## Records shown
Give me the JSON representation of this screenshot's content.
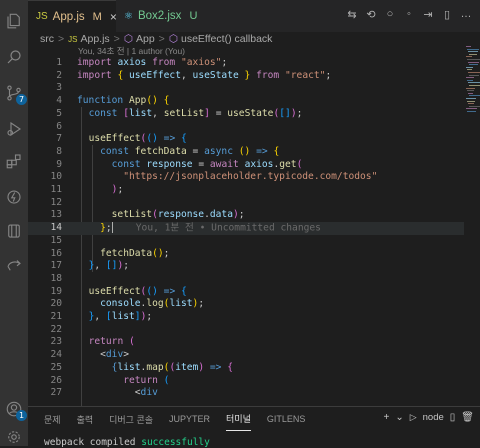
{
  "activity_bar": {
    "items": [
      "files-icon",
      "search-icon",
      "source-control-icon",
      "run-debug-icon",
      "extensions-icon",
      "github-actions-icon",
      "database-icon",
      "remote-explorer-icon"
    ],
    "source_control_badge": "7",
    "accounts_badge": "1"
  },
  "tabs": [
    {
      "label": "App.js",
      "status": "M",
      "file_icon": "JS",
      "color": "#e2c08d",
      "active": true
    },
    {
      "label": "Box2.jsx",
      "status": "U",
      "file_icon": "⚛",
      "color": "#73c991",
      "active": false
    }
  ],
  "tab_actions": [
    "⇆",
    "⟲",
    "○",
    "◦",
    "⇥",
    "▯",
    "…"
  ],
  "breadcrumb": {
    "parts": [
      "src",
      "App.js",
      "App",
      "useEffect() callback"
    ],
    "separator": ">"
  },
  "codelens": "You, 34초 전 | 1 author (You)",
  "editor": {
    "current_line": 14,
    "inline_blame": "You, 1분 전 • Uncommitted changes",
    "lines": [
      {
        "n": "1",
        "html": "<span class='c'>import</span> <span class='v'>axios</span> <span class='c'>from</span> <span class='s'>\"axios\"</span><span class='p'>;</span>"
      },
      {
        "n": "2",
        "html": "<span class='c'>import</span> <span class='b1'>{</span> <span class='v'>useEffect</span><span class='p'>,</span> <span class='v'>useState</span> <span class='b1'>}</span> <span class='c'>from</span> <span class='s'>\"react\"</span><span class='p'>;</span>"
      },
      {
        "n": "3",
        "html": ""
      },
      {
        "n": "4",
        "html": "<span class='k'>function</span> <span class='f'>App</span><span class='b1'>()</span> <span class='b1'>{</span>"
      },
      {
        "n": "5",
        "html": "  <span class='k'>const</span> <span class='b2'>[</span><span class='v'>list</span><span class='p'>,</span> <span class='f'>setList</span><span class='b2'>]</span> <span class='p'>=</span> <span class='f'>useState</span><span class='b2'>(</span><span class='b3'>[]</span><span class='b2'>)</span><span class='p'>;</span>"
      },
      {
        "n": "6",
        "html": ""
      },
      {
        "n": "7",
        "html": "  <span class='f'>useEffect</span><span class='b2'>(</span><span class='b3'>()</span> <span class='k'>=&gt;</span> <span class='b3'>{</span>"
      },
      {
        "n": "8",
        "html": "    <span class='k'>const</span> <span class='f'>fetchData</span> <span class='p'>=</span> <span class='k'>async</span> <span class='b1'>()</span> <span class='k'>=&gt;</span> <span class='b1'>{</span>"
      },
      {
        "n": "9",
        "html": "      <span class='k'>const</span> <span class='v'>response</span> <span class='p'>=</span> <span class='c'>await</span> <span class='v'>axios</span><span class='p'>.</span><span class='f'>get</span><span class='b2'>(</span>"
      },
      {
        "n": "10",
        "html": "        <span class='s'>\"https://jsonplaceholder.typicode.com/todos\"</span>"
      },
      {
        "n": "11",
        "html": "      <span class='b2'>)</span><span class='p'>;</span>"
      },
      {
        "n": "12",
        "html": ""
      },
      {
        "n": "13",
        "html": "      <span class='f'>setList</span><span class='b2'>(</span><span class='v'>response</span><span class='p'>.</span><span class='v'>data</span><span class='b2'>)</span><span class='p'>;</span>"
      },
      {
        "n": "14",
        "html": "    <span class='b1'>}</span><span class='p'>;</span>"
      },
      {
        "n": "15",
        "html": ""
      },
      {
        "n": "16",
        "html": "    <span class='f'>fetchData</span><span class='b1'>()</span><span class='p'>;</span>"
      },
      {
        "n": "17",
        "html": "  <span class='b3'>}</span><span class='p'>,</span> <span class='b3'>[]</span><span class='b2'>)</span><span class='p'>;</span>"
      },
      {
        "n": "18",
        "html": ""
      },
      {
        "n": "19",
        "html": "  <span class='f'>useEffect</span><span class='b2'>(</span><span class='b3'>()</span> <span class='k'>=&gt;</span> <span class='b3'>{</span>"
      },
      {
        "n": "20",
        "html": "    <span class='v'>console</span><span class='p'>.</span><span class='f'>log</span><span class='b1'>(</span><span class='v'>list</span><span class='b1'>)</span><span class='p'>;</span>"
      },
      {
        "n": "21",
        "html": "  <span class='b3'>}</span><span class='p'>,</span> <span class='b3'>[</span><span class='v'>list</span><span class='b3'>]</span><span class='b2'>)</span><span class='p'>;</span>"
      },
      {
        "n": "22",
        "html": ""
      },
      {
        "n": "23",
        "html": "  <span class='c'>return</span> <span class='b2'>(</span>"
      },
      {
        "n": "24",
        "html": "    <span class='p'>&lt;</span><span class='k'>div</span><span class='p'>&gt;</span>"
      },
      {
        "n": "25",
        "html": "      <span class='k'>{</span><span class='v'>list</span><span class='p'>.</span><span class='f'>map</span><span class='b1'>(</span><span class='b2'>(</span><span class='v'>item</span><span class='b2'>)</span> <span class='k'>=&gt;</span> <span class='b2'>{</span>"
      },
      {
        "n": "26",
        "html": "        <span class='c'>return</span> <span class='b3'>(</span>"
      },
      {
        "n": "27",
        "html": "          <span class='p'>&lt;</span><span class='k'>div</span>"
      }
    ]
  },
  "panel": {
    "tabs": [
      "문제",
      "출력",
      "디버그 콘솔",
      "JUPYTER",
      "터미널",
      "GITLENS"
    ],
    "active_tab": "터미널",
    "terminal_name": "node",
    "actions": [
      "+",
      "⌄",
      "▯",
      "🗑",
      "⋯"
    ],
    "terminal_text": "webpack compiled ",
    "terminal_status": "successfully"
  }
}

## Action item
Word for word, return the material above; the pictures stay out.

## Written answer
Give me the JSON representation of this screenshot's content.
{
  "activity_bar": {
    "items": [
      "files-icon",
      "search-icon",
      "source-control-icon",
      "run-debug-icon",
      "extensions-icon",
      "github-actions-icon",
      "database-icon",
      "remote-explorer-icon"
    ],
    "source_control_badge": "7",
    "accounts_badge": "1"
  },
  "tabs": [
    {
      "label": "App.js",
      "status": "M",
      "file_icon": "JS",
      "color": "#e2c08d",
      "active": true
    },
    {
      "label": "Box2.jsx",
      "status": "U",
      "file_icon": "⚛",
      "color": "#73c991",
      "active": false
    }
  ],
  "tab_actions": [
    "⇆",
    "⟲",
    "○",
    "◦",
    "⇥",
    "▯",
    "…"
  ],
  "breadcrumb": {
    "parts": [
      "src",
      "App.js",
      "App",
      "useEffect() callback"
    ],
    "separator": ">"
  },
  "codelens": "You, 34초 전 | 1 author (You)",
  "editor": {
    "current_line": 14,
    "inline_blame": "You, 1분 전 • Uncommitted changes",
    "lines": [
      {
        "n": "1",
        "html": "<span class='c'>import</span> <span class='v'>axios</span> <span class='c'>from</span> <span class='s'>\"axios\"</span><span class='p'>;</span>"
      },
      {
        "n": "2",
        "html": "<span class='c'>import</span> <span class='b1'>{</span> <span class='v'>useEffect</span><span class='p'>,</span> <span class='v'>useState</span> <span class='b1'>}</span> <span class='c'>from</span> <span class='s'>\"react\"</span><span class='p'>;</span>"
      },
      {
        "n": "3",
        "html": ""
      },
      {
        "n": "4",
        "html": "<span class='k'>function</span> <span class='f'>App</span><span class='b1'>()</span> <span class='b1'>{</span>"
      },
      {
        "n": "5",
        "html": "  <span class='k'>const</span> <span class='b2'>[</span><span class='v'>list</span><span class='p'>,</span> <span class='f'>setList</span><span class='b2'>]</span> <span class='p'>=</span> <span class='f'>useState</span><span class='b2'>(</span><span class='b3'>[]</span><span class='b2'>)</span><span class='p'>;</span>"
      },
      {
        "n": "6",
        "html": ""
      },
      {
        "n": "7",
        "html": "  <span class='f'>useEffect</span><span class='b2'>(</span><span class='b3'>()</span> <span class='k'>=&gt;</span> <span class='b3'>{</span>"
      },
      {
        "n": "8",
        "html": "    <span class='k'>const</span> <span class='f'>fetchData</span> <span class='p'>=</span> <span class='k'>async</span> <span class='b1'>()</span> <span class='k'>=&gt;</span> <span class='b1'>{</span>"
      },
      {
        "n": "9",
        "html": "      <span class='k'>const</span> <span class='v'>response</span> <span class='p'>=</span> <span class='c'>await</span> <span class='v'>axios</span><span class='p'>.</span><span class='f'>get</span><span class='b2'>(</span>"
      },
      {
        "n": "10",
        "html": "        <span class='s'>\"https://jsonplaceholder.typicode.com/todos\"</span>"
      },
      {
        "n": "11",
        "html": "      <span class='b2'>)</span><span class='p'>;</span>"
      },
      {
        "n": "12",
        "html": ""
      },
      {
        "n": "13",
        "html": "      <span class='f'>setList</span><span class='b2'>(</span><span class='v'>response</span><span class='p'>.</span><span class='v'>data</span><span class='b2'>)</span><span class='p'>;</span>"
      },
      {
        "n": "14",
        "html": "    <span class='b1'>}</span><span class='p'>;</span>"
      },
      {
        "n": "15",
        "html": ""
      },
      {
        "n": "16",
        "html": "    <span class='f'>fetchData</span><span class='b1'>()</span><span class='p'>;</span>"
      },
      {
        "n": "17",
        "html": "  <span class='b3'>}</span><span class='p'>,</span> <span class='b3'>[]</span><span class='b2'>)</span><span class='p'>;</span>"
      },
      {
        "n": "18",
        "html": ""
      },
      {
        "n": "19",
        "html": "  <span class='f'>useEffect</span><span class='b2'>(</span><span class='b3'>()</span> <span class='k'>=&gt;</span> <span class='b3'>{</span>"
      },
      {
        "n": "20",
        "html": "    <span class='v'>console</span><span class='p'>.</span><span class='f'>log</span><span class='b1'>(</span><span class='v'>list</span><span class='b1'>)</span><span class='p'>;</span>"
      },
      {
        "n": "21",
        "html": "  <span class='b3'>}</span><span class='p'>,</span> <span class='b3'>[</span><span class='v'>list</span><span class='b3'>]</span><span class='b2'>)</span><span class='p'>;</span>"
      },
      {
        "n": "22",
        "html": ""
      },
      {
        "n": "23",
        "html": "  <span class='c'>return</span> <span class='b2'>(</span>"
      },
      {
        "n": "24",
        "html": "    <span class='p'>&lt;</span><span class='k'>div</span><span class='p'>&gt;</span>"
      },
      {
        "n": "25",
        "html": "      <span class='k'>{</span><span class='v'>list</span><span class='p'>.</span><span class='f'>map</span><span class='b1'>(</span><span class='b2'>(</span><span class='v'>item</span><span class='b2'>)</span> <span class='k'>=&gt;</span> <span class='b2'>{</span>"
      },
      {
        "n": "26",
        "html": "        <span class='c'>return</span> <span class='b3'>(</span>"
      },
      {
        "n": "27",
        "html": "          <span class='p'>&lt;</span><span class='k'>div</span>"
      }
    ]
  },
  "panel": {
    "tabs": [
      "문제",
      "출력",
      "디버그 콘솔",
      "JUPYTER",
      "터미널",
      "GITLENS"
    ],
    "active_tab": "터미널",
    "terminal_name": "node",
    "actions": [
      "+",
      "⌄",
      "▯",
      "🗑",
      "⋯"
    ],
    "terminal_text": "webpack compiled ",
    "terminal_status": "successfully"
  }
}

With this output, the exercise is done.